This year, The Lawyer’s annual ranking of the largest UK law firms by turnover is available as an interactive, digital benchmarking tool. For the first time this will allow you to manipulate each data set against the metrics of your choice.
Congratulations to everyone who got into their first choice universities. But if you think you can just sit back and relax now you’d better think again.
The key to getting the most out of your first year at university is to strike a healthy balance between work and play. Additionally, if you haven’t already done so, it’s also important to start thinking about your CV.
First year marks may not count towards your final degree, but don’t take this as an opportunity to slack off. Firms will ask for these grades when you apply for vacation schemes.
You will be expected to spend more time studying on your own, so be sure to get organised from the start. This will help you keep on top of your work throughout the year and will prove invaluable when it comes to revision.
Try to attend all lectures. They present an overview of the topic that will make your independent reading much easier. Lecturers are often at the top in their field, so make a note of their comments. Don’t be overwhelmed by the reading list: not everything is useful and you’ll soon be whizzing through it. And don’t be put off by the jargon: law is full of it, but you’ll soon get used to it.
If you’re strapped for cash, visit the second-hand bookshop to purchase relevant textbooks.
This is the fun bit. Freshers’ Week is great, so make the most of it as this is the only chance to go out and enjoy yourself without having work to do or lectures to attend.
Fully immerse yourself in the university experience, make an effort to socialise and explore your environment. Many people make lifelong friends at university. Go to your Freshers’ Fair and join all the societies that interest you, especially the Law Society. They’re not expensive to join and many have free taster sessions, so don’t let anything hold you back. And don’t forget, sports societies are just as important as academic ones.
Society involvement is a great opportunity to gain some of the vital skills employers are looking for. If no society interests you, then why not set one up?
Don’t worry too much about your CV in your first term; concentrate on getting involved in university life and adjusting to the new environment (but, of course, keep on top of your work).
If you’re sure you want a career in law, get involved in activities such as debating and mooting. Also, attend employer presentations and careers fairs to start familiarising yourself with the legal sector. This will put you in a stronger position when applying for formal work placements.
Start working on your CV over the Christmas holidays, as there are a number of work experience opportunities at City law firms for first-year students. Places on these schemes are competitive, so don’t be disheartened if you don’t get a place. Apply for an open day instead.

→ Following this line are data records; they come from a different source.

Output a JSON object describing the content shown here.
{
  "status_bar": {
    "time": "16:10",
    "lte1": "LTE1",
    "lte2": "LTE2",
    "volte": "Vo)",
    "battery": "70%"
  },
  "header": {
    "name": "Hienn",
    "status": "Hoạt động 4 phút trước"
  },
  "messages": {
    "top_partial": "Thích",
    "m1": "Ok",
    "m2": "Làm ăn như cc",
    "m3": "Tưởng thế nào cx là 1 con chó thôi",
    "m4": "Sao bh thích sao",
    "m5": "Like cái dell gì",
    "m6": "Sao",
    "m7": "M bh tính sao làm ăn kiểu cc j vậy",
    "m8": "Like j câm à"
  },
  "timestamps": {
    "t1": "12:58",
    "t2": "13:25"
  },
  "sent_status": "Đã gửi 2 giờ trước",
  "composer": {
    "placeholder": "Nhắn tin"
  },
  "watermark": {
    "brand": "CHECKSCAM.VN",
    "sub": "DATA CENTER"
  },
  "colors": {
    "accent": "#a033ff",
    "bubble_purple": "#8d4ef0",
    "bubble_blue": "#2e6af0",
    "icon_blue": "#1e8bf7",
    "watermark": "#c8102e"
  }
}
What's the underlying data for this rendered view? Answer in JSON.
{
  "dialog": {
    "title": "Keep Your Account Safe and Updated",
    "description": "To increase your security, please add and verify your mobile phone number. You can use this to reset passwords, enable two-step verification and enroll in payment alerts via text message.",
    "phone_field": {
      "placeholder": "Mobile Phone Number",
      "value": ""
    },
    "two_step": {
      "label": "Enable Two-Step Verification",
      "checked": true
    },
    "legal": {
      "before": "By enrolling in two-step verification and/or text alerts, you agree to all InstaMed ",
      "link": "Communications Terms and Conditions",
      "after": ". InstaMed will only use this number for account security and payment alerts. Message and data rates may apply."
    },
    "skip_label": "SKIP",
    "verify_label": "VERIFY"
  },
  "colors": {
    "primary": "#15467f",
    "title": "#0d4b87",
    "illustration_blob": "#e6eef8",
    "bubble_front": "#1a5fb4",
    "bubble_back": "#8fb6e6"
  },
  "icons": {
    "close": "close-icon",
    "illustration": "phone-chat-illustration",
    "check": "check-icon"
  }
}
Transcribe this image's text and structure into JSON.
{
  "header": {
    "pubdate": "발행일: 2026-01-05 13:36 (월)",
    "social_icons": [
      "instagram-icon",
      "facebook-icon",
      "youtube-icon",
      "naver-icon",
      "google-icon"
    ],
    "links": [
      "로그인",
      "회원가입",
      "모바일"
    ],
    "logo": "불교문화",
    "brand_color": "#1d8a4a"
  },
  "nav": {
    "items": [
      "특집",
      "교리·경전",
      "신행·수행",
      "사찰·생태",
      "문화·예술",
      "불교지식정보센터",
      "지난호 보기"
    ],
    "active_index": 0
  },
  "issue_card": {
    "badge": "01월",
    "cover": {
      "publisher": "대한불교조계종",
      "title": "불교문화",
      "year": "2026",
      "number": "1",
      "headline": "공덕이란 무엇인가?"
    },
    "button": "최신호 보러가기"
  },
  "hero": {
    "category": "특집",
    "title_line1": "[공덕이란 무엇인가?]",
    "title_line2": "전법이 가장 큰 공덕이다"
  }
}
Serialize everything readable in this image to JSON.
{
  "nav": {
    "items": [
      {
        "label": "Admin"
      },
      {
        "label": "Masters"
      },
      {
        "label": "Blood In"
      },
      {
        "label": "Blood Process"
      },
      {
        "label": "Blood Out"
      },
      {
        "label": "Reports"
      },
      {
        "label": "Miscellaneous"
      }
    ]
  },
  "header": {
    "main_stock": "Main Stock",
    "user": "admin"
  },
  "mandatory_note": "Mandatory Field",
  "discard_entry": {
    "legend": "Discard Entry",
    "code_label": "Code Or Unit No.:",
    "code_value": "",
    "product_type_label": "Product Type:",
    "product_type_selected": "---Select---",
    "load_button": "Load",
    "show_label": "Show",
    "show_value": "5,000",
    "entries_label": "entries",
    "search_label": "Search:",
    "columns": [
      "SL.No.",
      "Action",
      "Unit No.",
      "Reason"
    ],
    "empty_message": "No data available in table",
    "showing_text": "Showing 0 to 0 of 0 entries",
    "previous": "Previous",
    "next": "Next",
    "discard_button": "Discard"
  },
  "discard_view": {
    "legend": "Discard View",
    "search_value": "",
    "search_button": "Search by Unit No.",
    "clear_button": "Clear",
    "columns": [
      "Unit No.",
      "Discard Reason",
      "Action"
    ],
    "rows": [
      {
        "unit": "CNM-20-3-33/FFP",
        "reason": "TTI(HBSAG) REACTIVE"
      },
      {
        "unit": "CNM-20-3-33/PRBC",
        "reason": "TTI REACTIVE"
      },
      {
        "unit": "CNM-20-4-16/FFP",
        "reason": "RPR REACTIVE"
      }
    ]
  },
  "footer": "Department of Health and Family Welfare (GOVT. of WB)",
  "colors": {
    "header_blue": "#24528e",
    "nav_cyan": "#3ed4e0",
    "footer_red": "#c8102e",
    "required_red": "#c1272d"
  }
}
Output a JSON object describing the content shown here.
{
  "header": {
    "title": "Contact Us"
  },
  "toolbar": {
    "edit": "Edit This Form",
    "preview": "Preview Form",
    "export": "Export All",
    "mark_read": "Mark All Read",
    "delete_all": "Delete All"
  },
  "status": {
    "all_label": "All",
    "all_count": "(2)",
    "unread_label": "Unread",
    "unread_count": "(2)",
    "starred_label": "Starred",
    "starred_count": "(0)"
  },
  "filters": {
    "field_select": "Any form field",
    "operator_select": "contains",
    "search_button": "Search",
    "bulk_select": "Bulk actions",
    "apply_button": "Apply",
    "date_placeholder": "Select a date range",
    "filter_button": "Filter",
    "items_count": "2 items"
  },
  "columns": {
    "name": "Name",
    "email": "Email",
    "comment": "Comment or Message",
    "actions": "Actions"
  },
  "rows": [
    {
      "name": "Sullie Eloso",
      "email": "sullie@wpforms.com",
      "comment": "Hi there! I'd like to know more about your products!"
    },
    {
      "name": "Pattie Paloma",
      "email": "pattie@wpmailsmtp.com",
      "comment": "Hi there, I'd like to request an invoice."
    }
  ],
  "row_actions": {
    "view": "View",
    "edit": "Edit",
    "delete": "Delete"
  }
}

Firms want you to be well-rounded, so don’t dismiss a summer job as irrelevant. Working in a shop, for example, involves solving customer problems and it can show off many of the skills employers are looking for.
Use your legal knowledge to help the community. Get involved with the Pro Bono (charitable law work) Society, for example.